Task details – Copy the data exactly. Images are to be left out.

*** Block opens ***

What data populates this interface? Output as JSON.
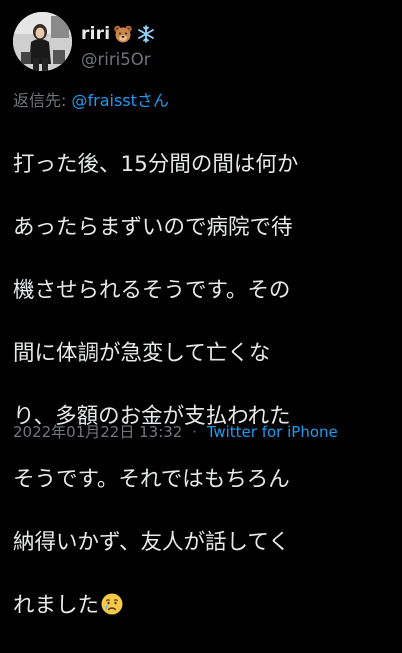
{
  "user": {
    "display_name": "riri",
    "handle": "@riri5Or",
    "name_emojis": [
      "bear-face-emoji",
      "snowflake-emoji"
    ]
  },
  "reply": {
    "prefix": "返信先:",
    "target": "@fraisstさん"
  },
  "tweet": {
    "lines": [
      "打った後、15分間の間は何か",
      "あったらまずいので病院で待",
      "機させられるそうです。その",
      "間に体調が急変して亡くな",
      "り、多額のお金が支払われた",
      "そうです。それではもちろん",
      "納得いかず、友人が話してく",
      "れました"
    ],
    "trailing_emoji": "crying-face-emoji"
  },
  "footer": {
    "timestamp": "2022年01月22日 13:32",
    "separator": "·",
    "source": "Twitter for iPhone"
  },
  "colors": {
    "background": "#000000",
    "text": "#e7e9ea",
    "secondary": "#71767b",
    "link": "#1d9bf0"
  }
}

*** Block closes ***

Expected output –
What data populates this interface? Output as JSON.
{
  "user": {
    "display_name": "riri",
    "handle": "@riri5Or",
    "name_emojis": [
      "bear-face-emoji",
      "snowflake-emoji"
    ]
  },
  "reply": {
    "prefix": "返信先:",
    "target": "@fraisstさん"
  },
  "tweet": {
    "lines": [
      "打った後、15分間の間は何か",
      "あったらまずいので病院で待",
      "機させられるそうです。その",
      "間に体調が急変して亡くな",
      "り、多額のお金が支払われた",
      "そうです。それではもちろん",
      "納得いかず、友人が話してく",
      "れました"
    ],
    "trailing_emoji": "crying-face-emoji"
  },
  "footer": {
    "timestamp": "2022年01月22日 13:32",
    "separator": "·",
    "source": "Twitter for iPhone"
  },
  "colors": {
    "background": "#000000",
    "text": "#e7e9ea",
    "secondary": "#71767b",
    "link": "#1d9bf0"
  }
}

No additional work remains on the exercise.